Queen Elizabeth II, who is 86, was admitted to a London hospital on Sunday after experiencing symptoms of gastroenteritis, according to a statement issued by Buckingham Palace.
The statement said that all the queen’s engagements for the next week would be postponed or canceled, including a two-day visit to Italy that was scheduled to begin Wednesday. She had already skipped one event, a military parade in the Welsh city of Swansea on Friday, because of the illness.
A palace spokesman described the queen’s hospitalization on Sunday as “a precautionary measure.” The BBC’s royal correspondent, citing palace officials, said the queen was expected to remain in the hospital for about two days. Emphasizing that there had been no emergency, the palace said that the queen was taken to the King Edward VII Hospital in central London from Windsor Castle, a distance of 20 miles, by private car. Other than the gastroenteritis symptoms, the spokesman said, the queen was in good health and “in good spirits,” and she was moved to the hospital “simply to enable doctors to better assess her.”

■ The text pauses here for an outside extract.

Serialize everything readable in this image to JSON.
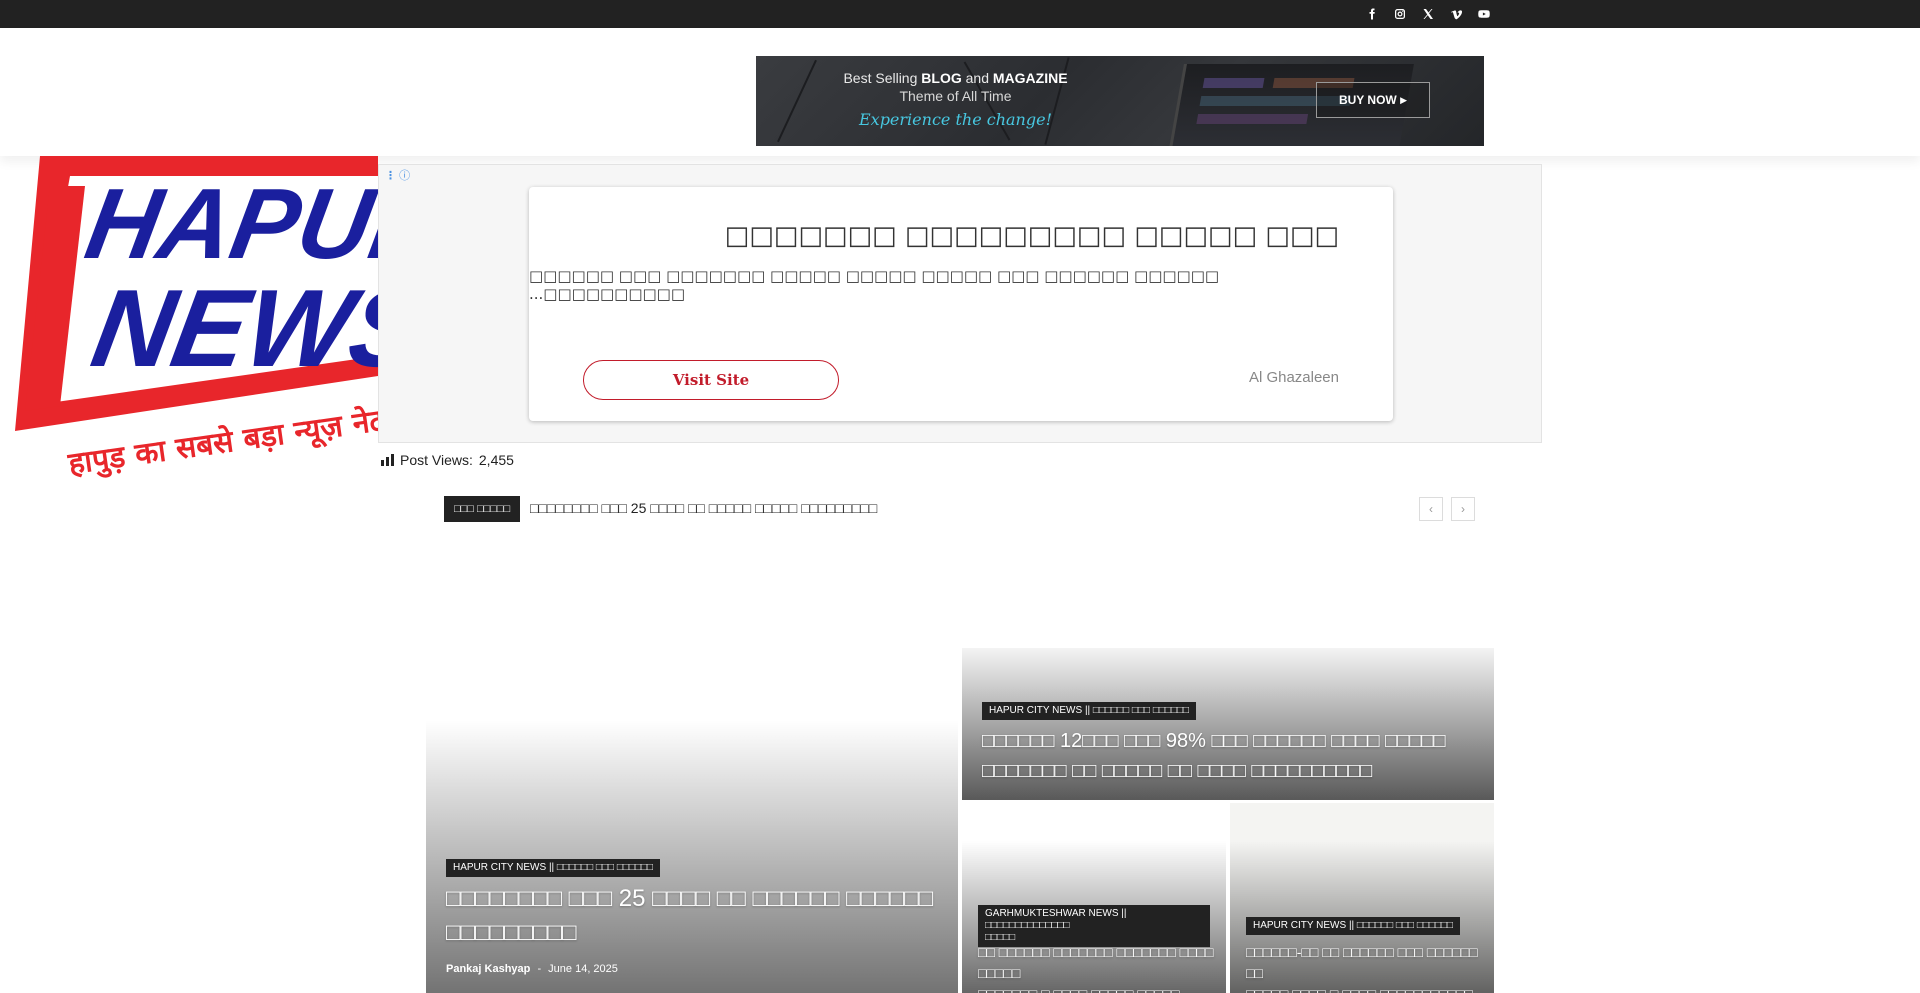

When the news broke, a crowd of well-wishers gathered behind police barriers outside the hospital’s main entrance.
In 61 years on the throne, the queen has generally enjoyed sturdy good health. She was last hospitalized in 2003, for an operation to repair damaged cartilage in her knee, which she twisted when visiting the Newmarket racecourse 75 miles north of London.
Gastroenteritis is an inflammation of the stomach lining and intestines. Medical experts in Britain said that depending on the specific cause, it can be highly infectious, transmitted through contact with an infected person or with contaminated food or drink. One common type of gastroenteritis, caused by a virus known as norovirus, has been widespread in Britain in recent months.